Example of Elbow Injuries Treated:
Golfer's elbow (medial epicondylitis)
Little leaguer's elbow (medial epicondyle apophysitis)
Osteochondritis dessicans of elbow
Elbow cartilage damage
Posteromedial extension overload
Examples of Elbow Treatment Options:
Elbow cartilage preservation techniques
Elbow joint preservation techniques
Fracture reduction and internal fixation
The elbow is a complex joint formed by the articulation of three bones – the humerus, radius, and ulna. The elbow joint helps in bending or straightening of the arm to 180 degrees and lifting or moving objects.
The bones of the elbow are supported by:
Ligaments and tendons
Bones and Joints of the Elbow
The elbow joint is formed at the junction of three bones:
The humerus (upper arm bone) forms the upper portion of the joint. The lower end of the humerus divides into two bony protrusions known as the medial and lateral epicondyles, which can be felt on either side of the elbow joint.
The ulna is the larger bone of the forearm located on the inner surface of the joint. It articulates with the humerus.
The radius is the smaller bone of the forearm situated on the outer surface of the joint. The head of the radius is circular and hollow, which allows movement with the humerus. The articulation between the ulna and radius helps the forearm to rotate.
The elbow consists of three joints, namely:
The humeroulnar joint is formed between the humerus and ulna and allows flexion and extension of the arm.
The humeroradial joint is formed between the radius and humerus and allows movements like flexion, extension, supination, and pronation.
The radioulnar joint is formed between the ulna and radius bones and allows rotation of the lower arm.
Articular cartilage lines the articulating regions of the humerus, radius, and ulna. It is a thin, tough, flexible and slippery surface that acts as a shock absorber and cushion to reduce friction between the bones. The cartilage is lubricated with synovial fluid, which further enables the smooth movement of the bones.
Muscles of the Elbow Joint
There are several muscles extending across the elbow joint that help in various movements. These include the following:
Biceps brachii: Upper arm muscle, enabling flexion of the arm
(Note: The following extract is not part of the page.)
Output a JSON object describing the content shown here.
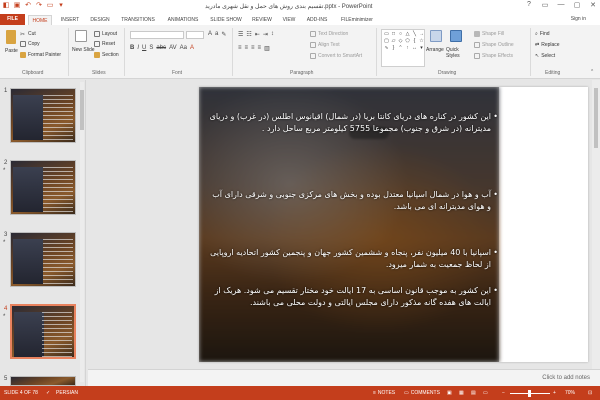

Triceps brachii: Muscle in the back of the upper arm that extends the arm and fixes the elbow during fine movements
Brachialis: Upper arm muscle beneath the biceps, which flexes the elbow towards the body
Brachioradialis: Forearm muscle that flexes, straightens and pulls the arm at the elbow
Pronator teres: Muscle that extends from the humeral head, across the elbow, and towards the ulna, and helps to turn the palm facing backward
Extensor carpi radialis brevis: Forearm muscle that helps in movement of the hand
Extensor digitorum: Forearm muscle that helps in movement of the fingers
Ligaments and Tendons of the Elbow
The elbow joint is supported by ligaments and tendons, which provide stability to the joint.
Ligaments are a group of firm tissues that connect bones to other bones. The most important ligaments of the elbow joint are the:
Medial or ulnar collateral ligament: Comprised of triangular bands of tissue on the inner side of the elbow joint
Lateral or radial collateral ligament: A thin band of tissue on the outer side of the elbow joint
Annular ligament: Group of fibers that surround the radial head, and hold the ulna and radius tightly in place during movement of the arm
Together, the medial and lateral ligaments are the main source of stability and hold the humerus and ulna tightly in place during movement of the arm.
The ligaments around a joint combine to form a joint capsule that contains synovial fluid.
Any injury to these ligaments can lead to instability of the elbow joint.
Tendons are bands of connective tissue fibers that connect muscle to bone. The various tendons that surround the elbow joint include:
Biceps tendon: attaches the biceps muscle to the radius, allowing the elbow to bend
Triceps tendon: attaches the triceps muscle to the ulna, allowing the elbow to straighten